ECHR rules Turkey violated right to assembly of church members
The European Court of Human Rights (ECHR) ruled on Jan. 15 that Turkey had violated the rights of the Foundation of Turkish Seventh-day Adventists after local courts refused to officially register the foundation.
Turkish nationals Erkin Altınkaynak, Meral Altınkaynak, Sibel Sahlimov, Hüsnü Bostan, Volkan Ataalp and Sahire Melek Jones had set up the foundation, called “Türkiye Yedincigün Adventistleri Vakfı” in Turkish, in September 2004 for the purpose of meeting the religious needs of Turkish and foreign Seventh-day Adventists living permanently or temporarily in Turkey.
The ECHR case concerned the Turkish courts’ refusal to include the foundation in question in the official registry on the grounds that the domestic law did not allow foundations to serve the sole interests of members of a specific community.

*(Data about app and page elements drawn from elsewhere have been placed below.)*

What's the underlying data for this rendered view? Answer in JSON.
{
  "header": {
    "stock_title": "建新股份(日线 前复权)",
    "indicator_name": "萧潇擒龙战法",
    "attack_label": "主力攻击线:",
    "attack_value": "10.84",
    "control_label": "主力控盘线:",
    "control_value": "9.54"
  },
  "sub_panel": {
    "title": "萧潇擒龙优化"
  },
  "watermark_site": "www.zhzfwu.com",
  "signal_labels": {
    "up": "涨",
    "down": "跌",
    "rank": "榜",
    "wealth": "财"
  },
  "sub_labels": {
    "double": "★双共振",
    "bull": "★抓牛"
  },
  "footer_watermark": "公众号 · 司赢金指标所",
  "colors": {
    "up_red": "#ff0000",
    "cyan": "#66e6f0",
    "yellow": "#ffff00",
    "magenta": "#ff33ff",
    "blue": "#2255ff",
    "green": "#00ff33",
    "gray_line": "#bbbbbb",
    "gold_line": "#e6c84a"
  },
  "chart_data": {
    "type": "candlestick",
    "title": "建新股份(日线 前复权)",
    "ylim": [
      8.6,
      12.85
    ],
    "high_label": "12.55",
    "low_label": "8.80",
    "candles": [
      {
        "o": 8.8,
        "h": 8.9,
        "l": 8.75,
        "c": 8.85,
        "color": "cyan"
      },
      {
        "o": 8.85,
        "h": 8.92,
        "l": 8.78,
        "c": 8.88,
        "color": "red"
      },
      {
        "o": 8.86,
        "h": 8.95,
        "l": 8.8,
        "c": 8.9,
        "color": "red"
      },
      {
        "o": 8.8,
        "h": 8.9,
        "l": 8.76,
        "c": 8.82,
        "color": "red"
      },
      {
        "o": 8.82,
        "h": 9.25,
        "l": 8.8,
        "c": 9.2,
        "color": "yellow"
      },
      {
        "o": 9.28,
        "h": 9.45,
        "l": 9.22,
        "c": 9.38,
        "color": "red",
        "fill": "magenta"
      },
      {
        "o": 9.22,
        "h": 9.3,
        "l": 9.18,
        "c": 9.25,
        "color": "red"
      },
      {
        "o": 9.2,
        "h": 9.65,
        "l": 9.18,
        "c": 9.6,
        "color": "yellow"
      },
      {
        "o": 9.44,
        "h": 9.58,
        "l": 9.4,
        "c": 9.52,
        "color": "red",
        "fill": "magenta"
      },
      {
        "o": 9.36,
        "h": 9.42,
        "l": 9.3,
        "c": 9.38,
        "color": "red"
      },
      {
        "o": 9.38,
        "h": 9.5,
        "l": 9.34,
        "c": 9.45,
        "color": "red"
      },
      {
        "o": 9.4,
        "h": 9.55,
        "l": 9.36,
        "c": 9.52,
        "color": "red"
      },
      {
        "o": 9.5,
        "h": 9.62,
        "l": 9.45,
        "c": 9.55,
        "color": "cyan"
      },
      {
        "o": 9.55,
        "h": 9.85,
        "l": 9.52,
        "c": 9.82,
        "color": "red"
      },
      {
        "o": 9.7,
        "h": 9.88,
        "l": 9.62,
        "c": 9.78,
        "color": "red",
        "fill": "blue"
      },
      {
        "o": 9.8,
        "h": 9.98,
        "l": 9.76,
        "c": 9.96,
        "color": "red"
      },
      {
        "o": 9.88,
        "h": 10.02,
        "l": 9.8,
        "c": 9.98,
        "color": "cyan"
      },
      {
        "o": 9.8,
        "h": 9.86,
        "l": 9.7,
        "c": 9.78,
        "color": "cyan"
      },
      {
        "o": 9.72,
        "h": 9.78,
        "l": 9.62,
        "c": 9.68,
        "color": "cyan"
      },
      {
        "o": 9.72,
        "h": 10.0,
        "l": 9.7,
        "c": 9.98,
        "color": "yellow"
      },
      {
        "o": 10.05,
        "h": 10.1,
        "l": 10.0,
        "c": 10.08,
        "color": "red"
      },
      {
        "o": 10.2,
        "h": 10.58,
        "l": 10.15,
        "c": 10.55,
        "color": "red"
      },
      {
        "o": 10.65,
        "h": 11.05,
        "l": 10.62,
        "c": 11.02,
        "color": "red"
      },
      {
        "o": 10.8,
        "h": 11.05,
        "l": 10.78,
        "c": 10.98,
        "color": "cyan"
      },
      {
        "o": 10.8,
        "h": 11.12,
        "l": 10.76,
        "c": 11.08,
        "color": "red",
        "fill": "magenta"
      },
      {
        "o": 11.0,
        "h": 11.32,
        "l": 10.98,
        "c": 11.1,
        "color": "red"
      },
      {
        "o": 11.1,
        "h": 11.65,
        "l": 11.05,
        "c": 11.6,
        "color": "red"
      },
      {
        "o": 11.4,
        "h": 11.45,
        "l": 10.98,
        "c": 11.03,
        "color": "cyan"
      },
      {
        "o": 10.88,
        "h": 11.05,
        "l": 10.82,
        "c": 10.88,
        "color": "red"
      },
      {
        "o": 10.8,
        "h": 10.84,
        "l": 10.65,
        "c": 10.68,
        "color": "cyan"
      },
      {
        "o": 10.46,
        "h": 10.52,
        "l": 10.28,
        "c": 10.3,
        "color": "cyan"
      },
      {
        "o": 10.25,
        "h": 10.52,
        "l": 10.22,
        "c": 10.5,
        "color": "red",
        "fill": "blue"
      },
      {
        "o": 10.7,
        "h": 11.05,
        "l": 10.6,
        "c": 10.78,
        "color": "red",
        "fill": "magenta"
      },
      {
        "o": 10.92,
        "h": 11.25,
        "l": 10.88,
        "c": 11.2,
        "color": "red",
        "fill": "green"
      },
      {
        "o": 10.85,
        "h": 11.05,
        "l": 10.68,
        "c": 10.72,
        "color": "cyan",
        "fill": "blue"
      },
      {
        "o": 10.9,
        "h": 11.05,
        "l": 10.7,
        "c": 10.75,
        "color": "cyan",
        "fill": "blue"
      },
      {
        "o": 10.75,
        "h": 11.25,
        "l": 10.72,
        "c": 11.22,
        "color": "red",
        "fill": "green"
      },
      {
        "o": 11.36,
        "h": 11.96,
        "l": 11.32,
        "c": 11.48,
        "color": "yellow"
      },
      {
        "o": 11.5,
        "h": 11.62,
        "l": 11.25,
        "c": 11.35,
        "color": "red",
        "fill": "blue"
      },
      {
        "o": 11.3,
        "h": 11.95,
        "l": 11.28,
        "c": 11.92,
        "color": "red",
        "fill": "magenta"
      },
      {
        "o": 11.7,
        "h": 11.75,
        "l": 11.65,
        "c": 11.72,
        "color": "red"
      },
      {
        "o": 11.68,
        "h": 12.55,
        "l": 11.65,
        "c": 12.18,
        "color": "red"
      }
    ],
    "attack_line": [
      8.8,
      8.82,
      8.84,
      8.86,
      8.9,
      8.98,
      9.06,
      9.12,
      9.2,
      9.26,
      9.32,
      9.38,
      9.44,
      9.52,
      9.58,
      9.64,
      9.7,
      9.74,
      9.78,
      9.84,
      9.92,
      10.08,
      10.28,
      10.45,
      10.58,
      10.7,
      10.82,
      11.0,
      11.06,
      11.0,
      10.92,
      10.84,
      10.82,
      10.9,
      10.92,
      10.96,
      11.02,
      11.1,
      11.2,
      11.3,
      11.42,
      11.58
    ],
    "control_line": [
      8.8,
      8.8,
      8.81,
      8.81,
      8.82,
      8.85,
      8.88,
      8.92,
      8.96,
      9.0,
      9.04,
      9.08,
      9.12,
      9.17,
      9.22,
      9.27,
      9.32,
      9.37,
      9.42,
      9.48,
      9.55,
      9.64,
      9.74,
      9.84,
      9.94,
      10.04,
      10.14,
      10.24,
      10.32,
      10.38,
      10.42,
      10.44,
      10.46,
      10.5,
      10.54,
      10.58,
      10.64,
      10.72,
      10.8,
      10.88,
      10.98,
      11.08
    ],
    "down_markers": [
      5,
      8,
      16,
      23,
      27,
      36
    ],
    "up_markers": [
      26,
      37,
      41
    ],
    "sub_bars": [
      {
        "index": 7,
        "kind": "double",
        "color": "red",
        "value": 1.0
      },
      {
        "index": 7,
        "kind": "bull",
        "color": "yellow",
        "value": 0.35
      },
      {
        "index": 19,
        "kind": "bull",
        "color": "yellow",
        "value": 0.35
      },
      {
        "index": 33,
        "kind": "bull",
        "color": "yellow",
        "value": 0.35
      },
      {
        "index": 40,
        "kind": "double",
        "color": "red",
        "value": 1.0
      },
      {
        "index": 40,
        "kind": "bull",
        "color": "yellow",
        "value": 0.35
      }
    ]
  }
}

In October 2004 the applicants requested that the Court of First Instance officially registers the foundation. The court, however, dismissed the request, with Turkey’s Court of Cassation upholding the judgment.
The ECHR then decided to examine the applicants’ complaints under Article 11 of the convention and ruled that Turkey violated the aforementioned article, which settles freedom of assembly and association, sentencing Turkey to an approximately 9,000 euro fine.
In two separate cases, the court also ruled that Turkey had violated the rights of two citizens following medical negligence claims.
Halil Kanal died on June 22, 2014 after complaining of a prostatectomy operation for the removal of his prostate in order to treat prostate cancer.
Kanal had said his right to respect for private and family life had been breached as the surgical operation led to harmful consequences and that he had had no effective remedy for his complaint.
After he died, his heirs wished to continue with the application.
The court judged that Article 8 of the convention — the right to respect private and family life — had been violated and sentenced Turkey to a fine of 10,000 euros.
In the other case, Ali Osman Öney and Hanife Öney had applied to the European court after the death of their daughter Emine following a tonsillectomy in a private hospital in 2002.
Relying on Article 6 — right to a fair trial — the Öney family complained that they had not had an effective remedy in order to have the doctors’ criminal responsibility. The court examined the applicants’ complaints under Article 2 — right to life — of the convention and ruled that Turkey violated the article and ruled a fine of 20,000 euros.